Monday, October 21, 2019

Hubble Observes New Interstellar Visitor

On 12 October 2019, the NASA/ESA Hubble Space Telescope observed Comet 2I/Borisov at a distance of approximately 420 million kilometres from Earth. The comet is believed to have arrived here from another planetary system elsewhere in our galaxy.  Credit: NASA, ESA, D. Jewitt (UCLA)

On October 12, 2019, the NASA/ESA Hubble Space Telescope provided astronomers with their best look yet at an interstellar visitor -- Comet 2I/Borisov -- which is believed to have arrived here from another planetary system elsewhere in our galaxy.

Saturday, October 19, 2019

Interstellar Comet with a Familiar Look

Two-color composite image of comet 2I/Borisov captured by the Gemini North telescope on 10 September 2019. The image was obtained with eight 60-second exposures, four in green and four in red bands. Credit: Gemini Observatory/NSF/AURA

For decades, astronomers have speculated that the space between stars may be populated by exosolar minor bodies -- comets and asteroids -- ejected from their home planetary systems. Studies have also suggested that these bodies may occasionally pass through the Solar System and be identified thanks to their strongly open orbits. The discovery of 'Oumuamua two years ago brought the long-awaited confirmation, sparking hopes for subsequent detections.
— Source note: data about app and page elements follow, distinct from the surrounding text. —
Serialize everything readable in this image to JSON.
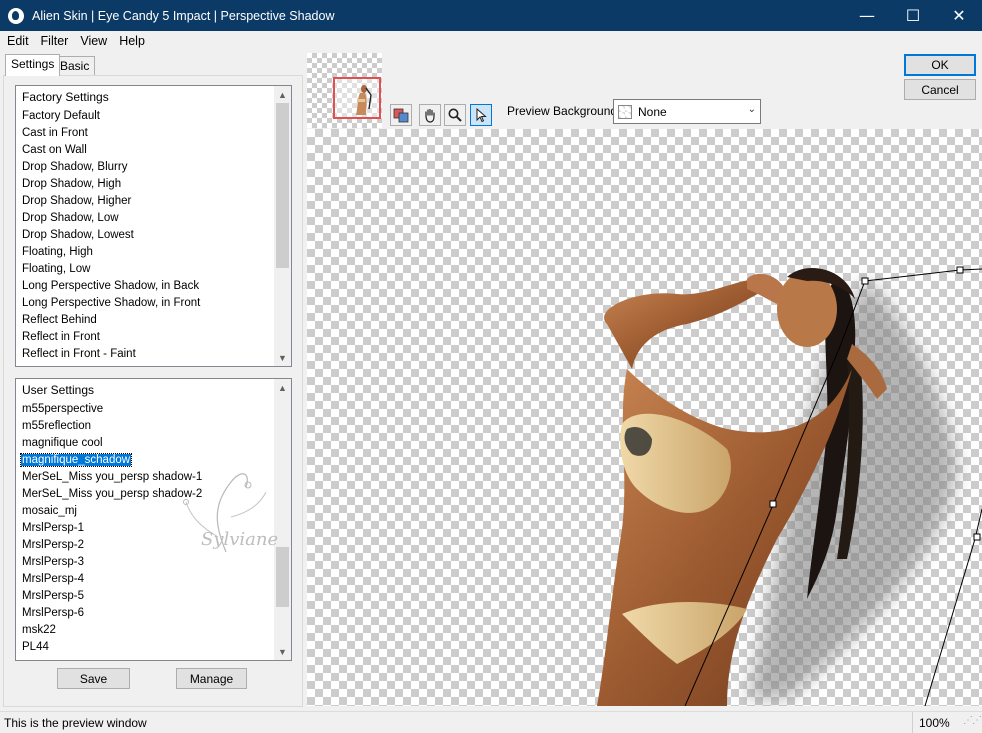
{
  "window": {
    "title": "Alien Skin | Eye Candy 5 Impact | Perspective Shadow",
    "minimize": "—",
    "maximize": "☐",
    "close": "✕"
  },
  "menu": [
    "Edit",
    "Filter",
    "View",
    "Help"
  ],
  "tabs": [
    "Settings",
    "Basic"
  ],
  "factory_settings": {
    "header": "Factory Settings",
    "items": [
      "Factory Default",
      "Cast in Front",
      "Cast on Wall",
      "Drop Shadow, Blurry",
      "Drop Shadow, High",
      "Drop Shadow, Higher",
      "Drop Shadow, Low",
      "Drop Shadow, Lowest",
      "Floating, High",
      "Floating, Low",
      "Long Perspective Shadow, in Back",
      "Long Perspective Shadow, in Front",
      "Reflect Behind",
      "Reflect in Front",
      "Reflect in Front - Faint"
    ]
  },
  "user_settings": {
    "header": "User Settings",
    "selected_index": 3,
    "items": [
      "m55perspective",
      "m55reflection",
      "magnifique cool",
      "magnifique_schadow",
      "MerSeL_Miss you_persp shadow-1",
      "MerSeL_Miss you_persp shadow-2",
      "mosaic_mj",
      "MrslPersp-1",
      "MrslPersp-2",
      "MrslPersp-3",
      "MrslPersp-4",
      "MrslPersp-5",
      "MrslPersp-6",
      "msk22",
      "PL44"
    ]
  },
  "watermark": "Sylviane",
  "buttons": {
    "save": "Save",
    "manage": "Manage",
    "ok": "OK",
    "cancel": "Cancel"
  },
  "toolbar": {
    "tools": [
      "toggle-preview-icon",
      "hand-icon",
      "zoom-icon",
      "pointer-icon"
    ],
    "preview_background_label": "Preview Background:",
    "preview_background_value": "None"
  },
  "status": {
    "text": "This is the preview window",
    "zoom": "100%"
  },
  "colors": {
    "titlebar": "#0c3a66",
    "selection": "#0078d7",
    "thumbnail_frame": "#e05050"
  }
}
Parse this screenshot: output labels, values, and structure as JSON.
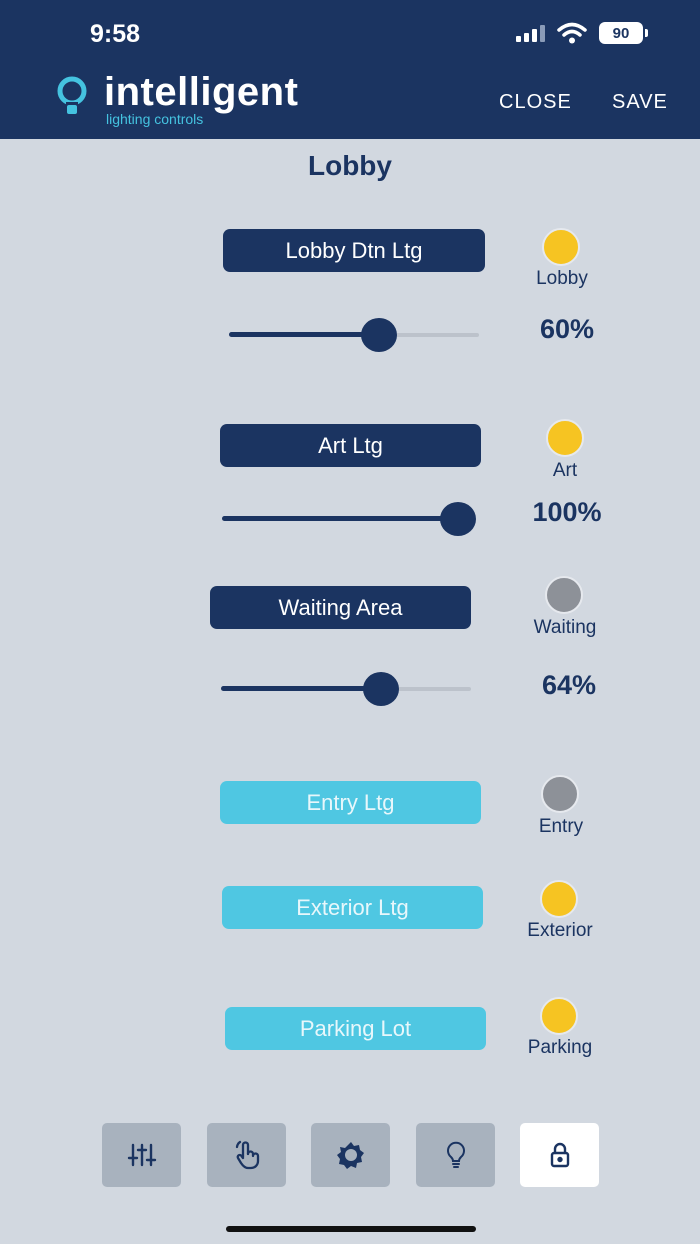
{
  "status_bar": {
    "time": "9:58",
    "battery": "90"
  },
  "header": {
    "logo_word": "intelligent",
    "logo_sub": "lighting controls",
    "close_label": "CLOSE",
    "save_label": "SAVE"
  },
  "page": {
    "title": "Lobby"
  },
  "zones": [
    {
      "label": "Lobby Dtn Ltg",
      "indicator": "Lobby",
      "state": "on",
      "level": 0.6,
      "percent": "60%"
    },
    {
      "label": "Art Ltg",
      "indicator": "Art",
      "state": "on",
      "level": 1.0,
      "percent": "100%"
    },
    {
      "label": "Waiting Area",
      "indicator": "Waiting",
      "state": "off",
      "level": 0.64,
      "percent": "64%"
    },
    {
      "label": "Entry Ltg",
      "indicator": "Entry",
      "state": "off"
    },
    {
      "label": "Exterior Ltg",
      "indicator": "Exterior",
      "state": "on"
    },
    {
      "label": "Parking Lot",
      "indicator": "Parking",
      "state": "on"
    }
  ],
  "tabs": [
    {
      "icon": "sliders-icon"
    },
    {
      "icon": "touch-icon"
    },
    {
      "icon": "gear-icon"
    },
    {
      "icon": "bulb-icon"
    },
    {
      "icon": "lock-icon",
      "active": true
    }
  ],
  "colors": {
    "navy": "#1b3461",
    "cyan": "#4fc7e2",
    "on": "#f6c422",
    "off": "#8d9198",
    "background": "#d2d8e0"
  }
}
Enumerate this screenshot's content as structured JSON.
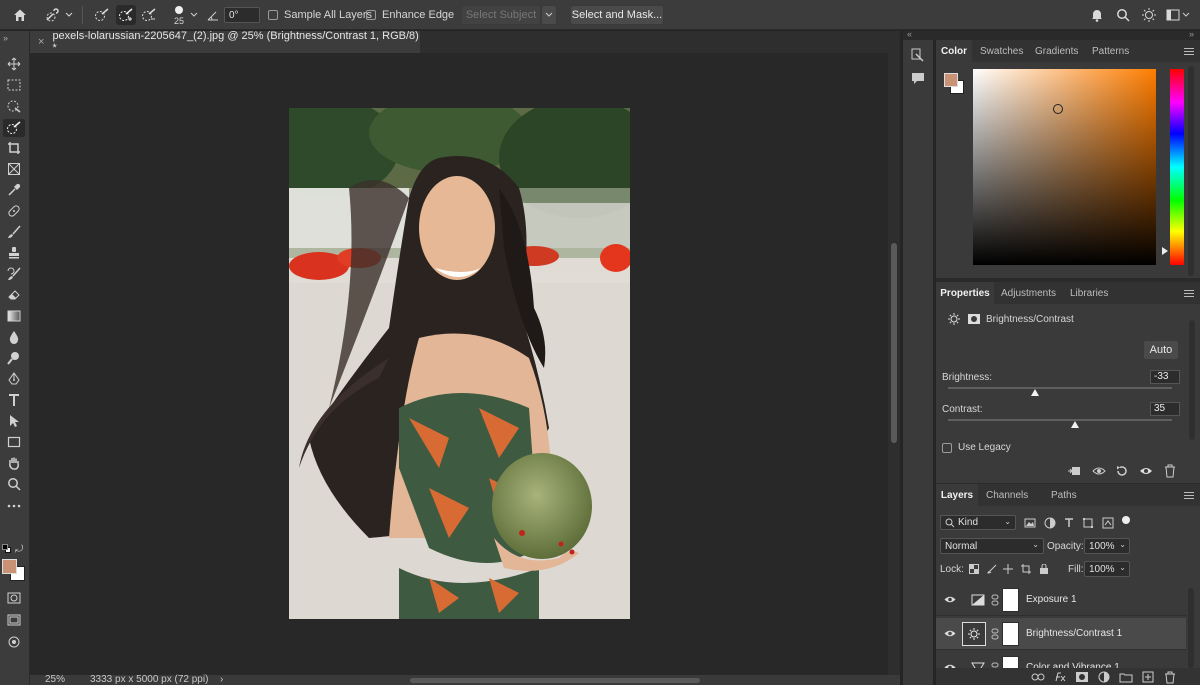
{
  "options_bar": {
    "brush_size": "25",
    "angle": "0°",
    "sample_all_layers": "Sample All Layers",
    "enhance_edge": "Enhance Edge",
    "select_subject": "Select Subject",
    "select_and_mask": "Select and Mask..."
  },
  "document_tab": {
    "title": "pexels-lolarussian-2205647_(2).jpg @ 25% (Brightness/Contrast 1, RGB/8) *",
    "close": "×"
  },
  "status_bar": {
    "zoom": "25%",
    "doc_info": "3333 px x 5000 px (72 ppi)",
    "more": "›"
  },
  "color_panel": {
    "tabs": [
      "Color",
      "Swatches",
      "Gradients",
      "Patterns"
    ],
    "foreground_color": "#c99274",
    "hue_color": "#ff7d00"
  },
  "properties_panel": {
    "tabs": [
      "Properties",
      "Adjustments",
      "Libraries"
    ],
    "adjustment_name": "Brightness/Contrast",
    "auto_label": "Auto",
    "brightness_label": "Brightness:",
    "brightness_value": "-33",
    "brightness_level": -33,
    "contrast_label": "Contrast:",
    "contrast_value": "35",
    "contrast_level": 35,
    "use_legacy": "Use Legacy"
  },
  "layers_panel": {
    "tabs": [
      "Layers",
      "Channels",
      "Paths"
    ],
    "filter_kind": "Kind",
    "blend_mode": "Normal",
    "opacity_label": "Opacity:",
    "opacity_value": "100%",
    "lock_label": "Lock:",
    "fill_label": "Fill:",
    "fill_value": "100%",
    "layers": [
      {
        "name": "Exposure 1",
        "selected": false
      },
      {
        "name": "Brightness/Contrast 1",
        "selected": true
      },
      {
        "name": "Color and Vibrance 1",
        "selected": false
      }
    ]
  }
}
Friday, September 20, 2019

Gigantic Asteroid Collision Boosted Biodiversity on Earth

An international study led by researchers from Lund University in Sweden has found that a collision in the asteroid belt 470 million years ago created drastic changes to life on Earth. The breakup of a major asteroid filled the entire inner solar system with enormous amounts of dust leading to a unique ice age and, subsequently, to higher levels of biodiversity. The unexpected discovery could be relevant for tackling global warming if we fail to reduce carbon dioxide emissions.

Tuesday, September 10, 2019
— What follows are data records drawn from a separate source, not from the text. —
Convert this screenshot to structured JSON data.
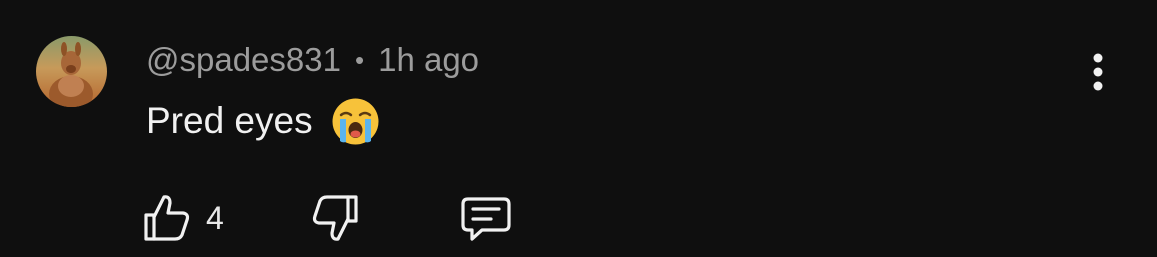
{
  "comment": {
    "author": "@spades831",
    "separator": "•",
    "timestamp": "1h ago",
    "text": "Pred eyes",
    "emoji": "loudly-crying-face",
    "like_count": "4"
  },
  "icons": {
    "more": "vertical-ellipsis-icon",
    "like": "thumbs-up-icon",
    "dislike": "thumbs-down-icon",
    "reply": "comment-icon"
  },
  "colors": {
    "background": "#0f0f0f",
    "meta_text": "#9c9c9c",
    "body_text": "#f1f1f1",
    "icon": "#f1f1f1"
  }
}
Rocks at Asteroid Impact Site Record First Day of Dinosaur Extinction

Lead author of the study Sean Gulick, a research professor at The University of Texas at Austin Jackson School of Geosciences (right),  with co-author Joanna Morgan, a professor at Imperial College London, on the International Ocean Discovery Program research expedition that retrieved cores from the submerged and buried impact crater. Gulick and Morgan co-led the expedition in 2016. Credit: The University of Texas at Austin/ Jackson School of Geosciences.
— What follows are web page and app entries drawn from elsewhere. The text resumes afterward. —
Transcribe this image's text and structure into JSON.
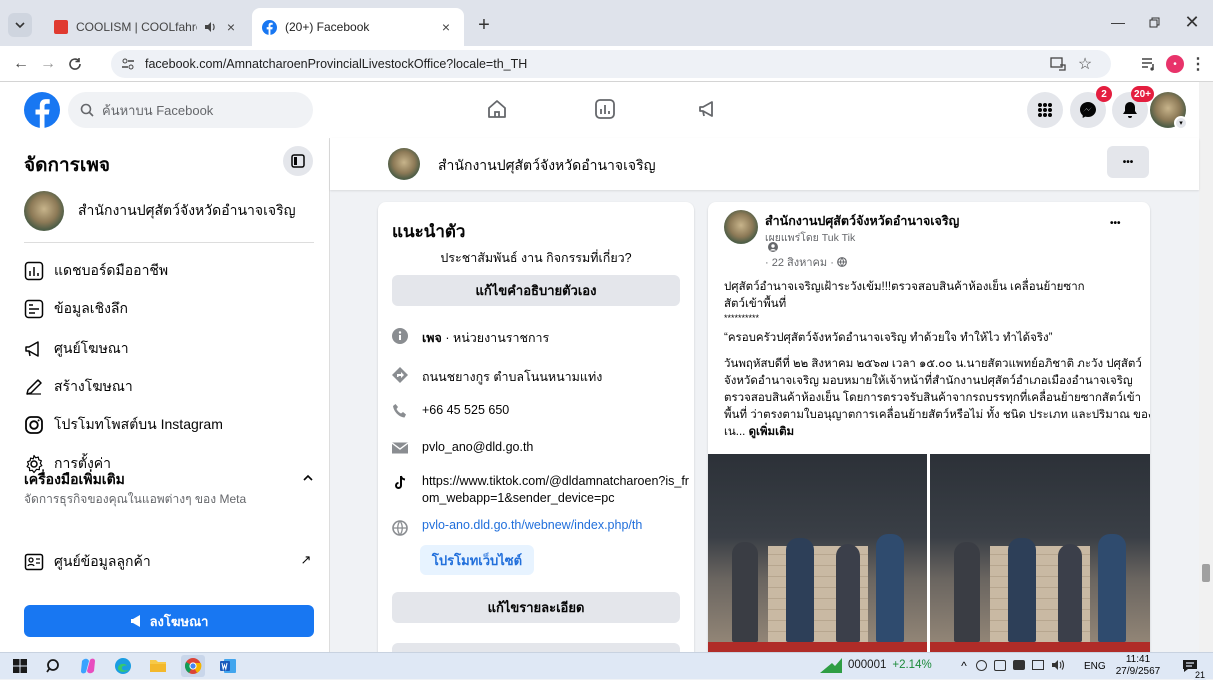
{
  "browser": {
    "tabs": [
      {
        "title": "COOLISM | COOLfahrenheit",
        "favicon_color": "#e03a2f",
        "audio": "speaker-icon",
        "active": false
      },
      {
        "title": "(20+) Facebook",
        "favicon_color": "#1877f2",
        "active": true
      }
    ],
    "url": "facebook.com/AmnatcharoenProvincialLivestockOffice?locale=th_TH",
    "profile_initial": "•"
  },
  "facebook": {
    "search_placeholder": "ค้นหาบน Facebook",
    "messenger_badge": "2",
    "notifications_badge": "20+"
  },
  "left": {
    "title": "จัดการเพจ",
    "page_name": "สำนักงานปศุสัตว์จังหวัดอำนาจเจริญ",
    "menu": [
      {
        "label": "แดชบอร์ดมืออาชีพ",
        "icon": "dashboard-icon"
      },
      {
        "label": "ข้อมูลเชิงลึก",
        "icon": "insights-icon"
      },
      {
        "label": "ศูนย์โฆษณา",
        "icon": "megaphone-icon"
      },
      {
        "label": "สร้างโฆษณา",
        "icon": "pencil-icon"
      },
      {
        "label": "โปรโมทโพสต์บน Instagram",
        "icon": "instagram-icon"
      },
      {
        "label": "การตั้งค่า",
        "icon": "gear-icon"
      }
    ],
    "more_tools_title": "เครื่องมือเพิ่มเติม",
    "more_tools_sub": "จัดการธุรกิจของคุณในแอพต่างๆ ของ Meta",
    "customer_center": "ศูนย์ข้อมูลลูกค้า",
    "ad_button": "ลงโฆษณา"
  },
  "pagebar": {
    "name": "สำนักงานปศุสัตว์จังหวัดอำนาจเจริญ",
    "more": "•••"
  },
  "intro": {
    "title": "แนะนำตัว",
    "prompt": "ประชาสัมพันธ์ งาน กิจกรรมที่เกี่ยว?",
    "edit_bio": "แก้ไขคำอธิบายตัวเอง",
    "category_bold": "เพจ",
    "category": " · หน่วยงานราชการ",
    "address": "ถนนชยางกูร ตำบลโนนหนามแท่ง",
    "phone": "+66 45 525 650",
    "email": "pvlo_ano@dld.go.th",
    "tiktok": "https://www.tiktok.com/@dldamnatcharoen?is_from_webapp=1&sender_device=pc",
    "website": "pvlo-ano.dld.go.th/webnew/index.php/th",
    "promote_site": "โปรโมทเว็บไซต์",
    "edit_details": "แก้ไขรายละเอียด"
  },
  "post": {
    "author": "สำนักงานปศุสัตว์จังหวัดอำนาจเจริญ",
    "published_by": "เผยแพร่โดย Tuk Tik",
    "date": "· 22 สิงหาคม ·",
    "more": "•••",
    "lines": [
      "ปศุสัตว์อำนาจเจริญเฝ้าระวังเข้ม!!!ตรวจสอบสินค้าห้องเย็น เคลื่อนย้ายซาก",
      "สัตว์เข้าพื้นที่",
      "**********",
      "“ครอบครัวปศุสัตว์จังหวัดอำนาจเจริญ ทำด้วยใจ ทำให้ไว ทำได้จริง”"
    ],
    "body": "วันพฤหัสบดีที่ ๒๒ สิงหาคม ๒๕๖๗ เวลา ๑๕.๐๐ น.นายสัตวแพทย์อภิชาติ ภะวัง ปศุสัตว์จังหวัดอำนาจเจริญ มอบหมายให้เจ้าหน้าที่สำนักงานปศุสัตว์อำเภอเมืองอำนาจเจริญ ตรวจสอบสินค้าห้องเย็น โดยการตรวจรับสินค้าจากรถบรรทุกที่เคลื่อนย้ายซากสัตว์เข้าพื้นที่ ว่าตรงตามใบอนุญาตการเคลื่อนย้ายสัตว์หรือไม่ ทั้ง ชนิด ประเภท และปริมาณ ของเน... ",
    "see_more": "ดูเพิ่มเติม"
  },
  "taskbar": {
    "stock_code": "000001",
    "stock_change": "+2.14%",
    "lang": "ENG",
    "time": "11:41",
    "date": "27/9/2567",
    "notif_count": "21"
  },
  "colors": {
    "fb_blue": "#1877f2",
    "link": "#216fdb",
    "green": "#31a24c"
  }
}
When the asteroid that wiped out the dinosaurs slammed into the planet, the impact set wildfires, triggered tsunamis and blasted so much sulfur into the atmosphere that it blocked the sun, which caused the global cooling that ultimately doomed the dinos.

Sunday, September 8, 2019

Newly Discovered Small Asteroid Passes By Earth at a Close Distance

A newly detected small asteroid, designated 2019 RC1, passed by the Earth on Saturday, September 7, at 10:48 UTC. The space rock missed our planet with a relative velocity of 20.4 km/s, at a close distance of just 0.48 lunar distances (LD), what corresponds to 184,000 kilometers.